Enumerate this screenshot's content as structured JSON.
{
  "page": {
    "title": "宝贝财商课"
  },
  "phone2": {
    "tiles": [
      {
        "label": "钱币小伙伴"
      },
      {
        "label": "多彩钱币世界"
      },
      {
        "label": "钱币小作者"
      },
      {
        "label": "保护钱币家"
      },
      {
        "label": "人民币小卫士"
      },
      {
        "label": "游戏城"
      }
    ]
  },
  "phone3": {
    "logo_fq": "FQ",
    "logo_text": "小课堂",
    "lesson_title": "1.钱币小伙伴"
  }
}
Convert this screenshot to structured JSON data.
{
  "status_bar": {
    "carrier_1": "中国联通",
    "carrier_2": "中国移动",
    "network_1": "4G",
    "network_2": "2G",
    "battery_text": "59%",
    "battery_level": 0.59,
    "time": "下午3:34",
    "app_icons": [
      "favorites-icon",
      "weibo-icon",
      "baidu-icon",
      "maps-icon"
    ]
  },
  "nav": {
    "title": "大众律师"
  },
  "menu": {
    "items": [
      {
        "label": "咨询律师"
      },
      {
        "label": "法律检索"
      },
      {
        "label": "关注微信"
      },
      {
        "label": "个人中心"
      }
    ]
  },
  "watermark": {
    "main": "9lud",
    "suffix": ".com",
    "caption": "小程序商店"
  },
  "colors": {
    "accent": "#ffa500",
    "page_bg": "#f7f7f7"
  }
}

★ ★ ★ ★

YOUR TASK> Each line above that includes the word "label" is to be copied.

WRITTEN REPLY>
        "label": "钱币小伙伴"
        "label": "多彩钱币世界"
        "label": "钱币小作者"
        "label": "保护钱币家"
        "label": "人民币小卫士"
        "label": "游戏城"
        "label": "咨询律师"
        "label": "法律检索"
        "label": "关注微信"
        "label": "个人中心"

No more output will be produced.